Injuries shortened now 45-year-old Menhart's pitching career but not before he reached the major leagues, appearing in 41 games over three seasons. In his first major league appearance in 1995 for Toronto, he struck out Mark McGwire. He also pitched for Seattle (1996) and San Diego (1997), finishing with a 5-9 career record and a 5.47 earned run average.
In 2001, Menhart began his coaching career for an independent league team in California. Then he returned to college to earn his physical education degree at Western Carolina, where he also served as the pitching coach.
The Washington Nationals called to offer him a job and he's been with them ever since.
"It was a calling, for sure," Menhart said. "I just get an unreal high out of watching kids get it and be successful. I realized that when I was in the Independent League."
When the Syracuse manager's job opened last offseason, Menhart was asked his opinion about Gardner.
"Our farm director asked me about Billy Gardner," Menhart said. "I said you should have hired him yesterday. It's the truth.
"You don't stay 20 years in this game without doing something right. I already knew his personality and his ability to coach even though it was a long time ago when I had him as a (New London Legion) coach. It was an absolute no-brainer."
They've formed a winning combination.
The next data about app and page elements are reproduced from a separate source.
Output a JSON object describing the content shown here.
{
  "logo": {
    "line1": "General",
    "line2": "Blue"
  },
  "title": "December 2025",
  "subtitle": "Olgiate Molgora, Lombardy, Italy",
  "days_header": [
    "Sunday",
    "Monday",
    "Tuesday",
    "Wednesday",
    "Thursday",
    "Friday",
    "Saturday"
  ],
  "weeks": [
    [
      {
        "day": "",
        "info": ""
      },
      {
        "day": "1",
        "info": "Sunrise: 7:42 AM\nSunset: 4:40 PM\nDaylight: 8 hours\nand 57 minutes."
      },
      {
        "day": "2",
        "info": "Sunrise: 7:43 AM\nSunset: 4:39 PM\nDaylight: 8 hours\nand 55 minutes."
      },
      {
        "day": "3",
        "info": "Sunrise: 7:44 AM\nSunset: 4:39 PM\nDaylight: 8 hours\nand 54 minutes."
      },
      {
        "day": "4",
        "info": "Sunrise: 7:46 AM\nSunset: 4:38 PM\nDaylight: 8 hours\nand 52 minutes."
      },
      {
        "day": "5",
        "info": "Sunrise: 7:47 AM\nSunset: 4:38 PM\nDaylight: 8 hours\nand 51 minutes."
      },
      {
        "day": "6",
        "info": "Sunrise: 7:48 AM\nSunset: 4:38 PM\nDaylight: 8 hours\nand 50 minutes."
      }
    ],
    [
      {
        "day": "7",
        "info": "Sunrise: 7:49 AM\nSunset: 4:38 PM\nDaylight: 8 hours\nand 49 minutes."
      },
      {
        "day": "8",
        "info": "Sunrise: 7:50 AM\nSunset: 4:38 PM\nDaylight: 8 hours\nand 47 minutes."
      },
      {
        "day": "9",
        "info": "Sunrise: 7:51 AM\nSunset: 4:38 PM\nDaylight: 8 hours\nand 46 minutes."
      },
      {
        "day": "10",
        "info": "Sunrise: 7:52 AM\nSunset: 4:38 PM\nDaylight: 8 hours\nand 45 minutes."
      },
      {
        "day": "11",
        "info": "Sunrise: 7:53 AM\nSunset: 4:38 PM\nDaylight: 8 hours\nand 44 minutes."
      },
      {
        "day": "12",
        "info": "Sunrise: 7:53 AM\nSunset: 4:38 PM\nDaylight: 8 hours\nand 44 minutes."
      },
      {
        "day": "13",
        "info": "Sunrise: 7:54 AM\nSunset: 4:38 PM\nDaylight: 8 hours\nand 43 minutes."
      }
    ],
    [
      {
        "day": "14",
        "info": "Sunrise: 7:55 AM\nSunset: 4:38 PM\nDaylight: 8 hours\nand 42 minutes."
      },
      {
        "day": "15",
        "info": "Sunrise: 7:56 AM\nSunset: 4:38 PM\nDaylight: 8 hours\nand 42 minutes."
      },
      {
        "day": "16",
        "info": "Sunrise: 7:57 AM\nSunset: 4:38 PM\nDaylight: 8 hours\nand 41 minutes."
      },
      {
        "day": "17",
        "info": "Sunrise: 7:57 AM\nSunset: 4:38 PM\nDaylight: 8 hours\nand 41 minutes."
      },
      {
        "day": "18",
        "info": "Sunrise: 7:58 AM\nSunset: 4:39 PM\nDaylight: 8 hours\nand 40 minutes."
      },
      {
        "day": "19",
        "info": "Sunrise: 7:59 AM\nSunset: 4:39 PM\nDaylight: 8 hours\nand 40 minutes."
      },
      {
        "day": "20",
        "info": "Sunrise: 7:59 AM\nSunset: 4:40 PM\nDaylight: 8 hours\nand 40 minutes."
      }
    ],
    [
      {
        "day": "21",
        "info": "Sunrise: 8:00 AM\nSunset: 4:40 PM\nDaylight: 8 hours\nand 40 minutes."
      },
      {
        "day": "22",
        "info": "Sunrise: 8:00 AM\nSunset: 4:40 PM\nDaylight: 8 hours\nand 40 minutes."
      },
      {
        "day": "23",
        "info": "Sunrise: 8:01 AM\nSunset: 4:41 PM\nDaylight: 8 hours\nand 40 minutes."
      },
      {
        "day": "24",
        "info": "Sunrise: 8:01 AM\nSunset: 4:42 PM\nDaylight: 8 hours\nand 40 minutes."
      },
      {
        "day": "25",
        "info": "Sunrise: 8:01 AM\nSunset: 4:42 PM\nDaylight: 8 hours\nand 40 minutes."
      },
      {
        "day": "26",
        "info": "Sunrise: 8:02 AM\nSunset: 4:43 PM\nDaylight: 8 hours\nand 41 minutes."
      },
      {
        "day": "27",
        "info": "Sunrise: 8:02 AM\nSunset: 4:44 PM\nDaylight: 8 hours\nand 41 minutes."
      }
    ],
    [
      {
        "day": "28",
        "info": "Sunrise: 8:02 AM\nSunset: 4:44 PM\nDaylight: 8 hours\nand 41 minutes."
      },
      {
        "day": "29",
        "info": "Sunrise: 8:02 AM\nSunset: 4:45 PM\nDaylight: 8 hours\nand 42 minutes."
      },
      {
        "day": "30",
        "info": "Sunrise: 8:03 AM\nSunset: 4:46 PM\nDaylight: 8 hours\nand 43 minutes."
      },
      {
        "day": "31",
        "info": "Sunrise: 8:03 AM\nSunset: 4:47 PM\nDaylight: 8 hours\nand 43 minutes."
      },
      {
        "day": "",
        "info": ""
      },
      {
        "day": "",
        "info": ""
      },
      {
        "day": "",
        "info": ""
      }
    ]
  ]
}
Syracuse resides in first place in the International League's North Division. And they've helped developed a good working environment.
Gardner called Menhart the best pitching coach that he's been around.
"He's got a lot of pluses as a pitching coach," Gardner said. "He communicates well. He gets under the hood and knows how to fix things. He knows how to handle the pitching staff. He knows when to get on a guy or pat him on the butt, which is key to coaching."
Both Gardner and Menhart are thrilled with their situation.
Managing in Syracuse brings Gardner closer to his family - wife, Kristie, 20-year-old Josh, Jaycie, 12, and Abbie, 10 - who live about five hours away in Westlake, Ohio. The proud father reports that Abbie is the first girl to play on the travel baseball team in the state.
Menhart's home base is Savannah, Ga., where his wife, Bitsy, and their three children - 20-year-old Alison, Jamie, 17, and Michael, 14 - reside. Alison, who majors in broadcast journalism at the University of Georgia, spent two months this summer living with her father in Syracuse while completing an internship with the Chiefs.
They both appreciate the sacrifices that their families have made during their careers, which they hope continue long into the future.
Gardner is in his 24th season as a minor league manager, at least that's what he thinks.
"All those bus rides, I've lost track," Gardner said. "I've been fortunate to be in it as long as I have."
"This might be his last one having to deal with me," Menhart cracked.